At the start of March, Eve and Lesley attended an event run by the Patient Information Forum (PiF) in Manchester. The event focused on evaluating and measuring the impact of health information. In this week’s blog Eve outlines the day, and its benefits to the information we produce.


The Patient Information Forum (PiF) is an independent, not-for-profit organisation working to improve the healthcare experience for the public by helping individuals and organisations deliver high quality information. They do this in a number of ways, and one of them is by holding events such as these.

The mixture of workshops, discussions and talks really highlighted how important it is for us to evaluate our work, and use this evaluation to develop and improve it. As a rare disease charity, we are continually trying to improve our patient information and patient services. Discussions brought up a number of challenges we face when evaluating, yet it was comforting to know others were also facing similar challenges. By talking to others, we were able to share our knowledge and identify some solutions.

Sharing Ideas

We started the day with an open space discussion, where the challenges health information producers experience were identified. A small group discussion was initiated, where we talked about ways we can encourage more patients to give their feedback on information and services.

I discussed the recent change to the feedback process for our National Alkaptonuria Centre (NAC). We now contact patients via telephone, as this brings more of a personal element and allows for more in-depth feedback. We also talked about what the patient can gain from giving feedback, and noted the importance of informing the patients of the continual changes that occur as a result of their feedback. aku

In another discussion group, we talked about the best ways to evaluate on a small budget. As a small charity, this is something which really affects us, and it was great to hear new suggestions from other charities and health professionals. Some of the ideas we discussed included using volunteers, collaborating with other organisations, and posting questionnaires on social media.

Evaluation Essentials

Following the discussion, Gary McGrow, a social researcher who works for the Scottish Health Council, presented his evaluation essentials. He outlined the key evaluation stages, discussed methods of evaluating and talked about the different challenges associated with each method. While several methods were acknowledged, the ultimate goal always remained the same: To use this evaluation to drive improvement.

After a delicious lunch, Debbie Hicks, the director of research at The Reading Agency, talked about her own experience of evaluating their services. The main challenge Debbie faced was that she did not have direct access to the consumer. Despite this, she was able to identify a number of different evaluation methods, such as case studies, library surveys and book sales. Debbie went on to emphasise how important this evaluation process has been in improving and developing their services to fit the need of the consumer.

Helen Campbell, the communications and membership coordinator of The SROI Network was the last speaker of the day. Helen discussed societal tendencies to focus on financial value, yet ignore social value and the importance of these social values in the evaluation process.

Why We Evaluate

The final part of the day involved a workshop session, where we identified objectives, indicators and methods for evaluating our own evaluation projects. The exercise gave us clear focus, allowing us to consider why we evaluate and what we hope to gain from it.
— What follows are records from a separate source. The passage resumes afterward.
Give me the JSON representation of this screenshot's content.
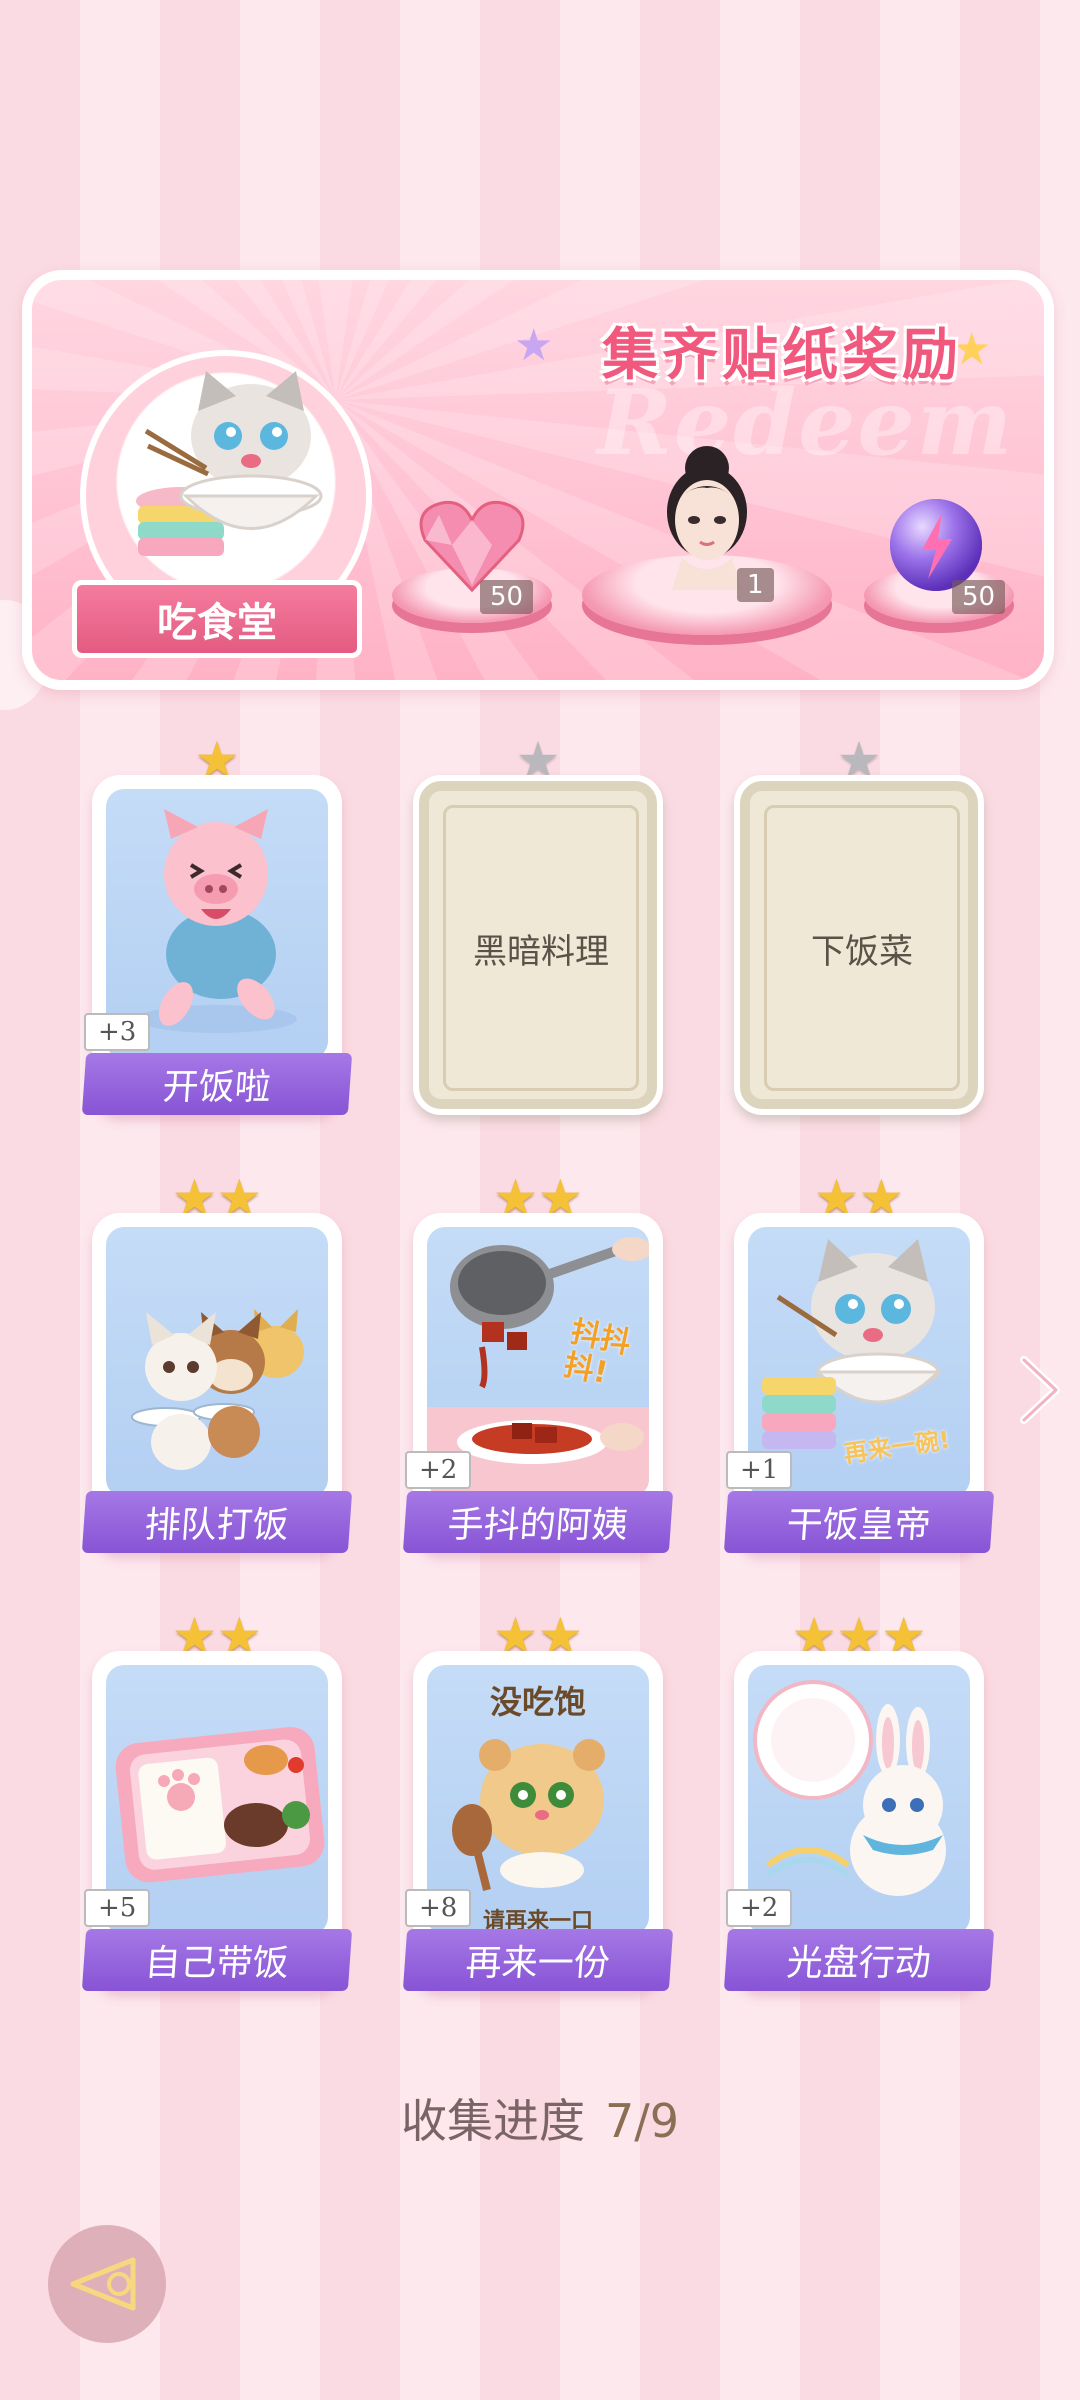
{
  "banner": {
    "title": "集齐贴纸奖励",
    "watermark": "Redeem",
    "album_label": "吃食堂",
    "album_sticker_text": "再来一碗!",
    "rewards": [
      {
        "icon": "pink-heart-gem-icon",
        "count": "50"
      },
      {
        "icon": "girl-portrait-icon",
        "count": "1"
      },
      {
        "icon": "purple-energy-orb-icon",
        "count": "50"
      }
    ]
  },
  "cards": [
    {
      "name": "开饭啦",
      "stars": 1,
      "bonus": "+3",
      "collected": true,
      "art": "pig-running-icon"
    },
    {
      "name": "黑暗料理",
      "stars": 1,
      "bonus": "",
      "collected": false,
      "art": ""
    },
    {
      "name": "下饭菜",
      "stars": 1,
      "bonus": "",
      "collected": false,
      "art": ""
    },
    {
      "name": "排队打饭",
      "stars": 2,
      "bonus": "",
      "collected": true,
      "art": "animals-queue-icon"
    },
    {
      "name": "手抖的阿姨",
      "stars": 2,
      "bonus": "+2",
      "collected": true,
      "art": "ladle-serving-icon",
      "art_text": "抖抖抖!"
    },
    {
      "name": "干饭皇帝",
      "stars": 2,
      "bonus": "+1",
      "collected": true,
      "art": "cat-eating-icon",
      "art_text": "再来一碗!"
    },
    {
      "name": "自己带饭",
      "stars": 2,
      "bonus": "+5",
      "collected": true,
      "art": "bento-box-icon"
    },
    {
      "name": "再来一份",
      "stars": 2,
      "bonus": "+8",
      "collected": true,
      "art": "hamster-spoon-icon",
      "art_text": "没吃饱",
      "art_text2": "请再来一口"
    },
    {
      "name": "光盘行动",
      "stars": 3,
      "bonus": "+2",
      "collected": true,
      "art": "bunny-plate-icon"
    }
  ],
  "progress": {
    "label": "收集进度",
    "value": "7/9"
  },
  "colors": {
    "accent": "#f0587e",
    "name_plate": "#8754d5",
    "star": "#f5c237"
  }
}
For our SONIA 2 trial, we ask for patient feedback to ensure the trial visit ran smoothly. We want to find out if the patient was well-informed, and if communication from staff was consistently excellent before, during and after the visit. Crucially, we want to ensure the patient feels valued as a participant in the trial.

We left the event with new ideas, new perspectives and new connections. The whole day really was inspiring in ensuring patients views are at the forefront of what we do. Thank you for a fantastic day PiF!

If you want to find out more about how to produce good information, PiF have released a brand new toolkit to inspire groups, and help them to create exciting new health information projects. You can explore the toolkit here.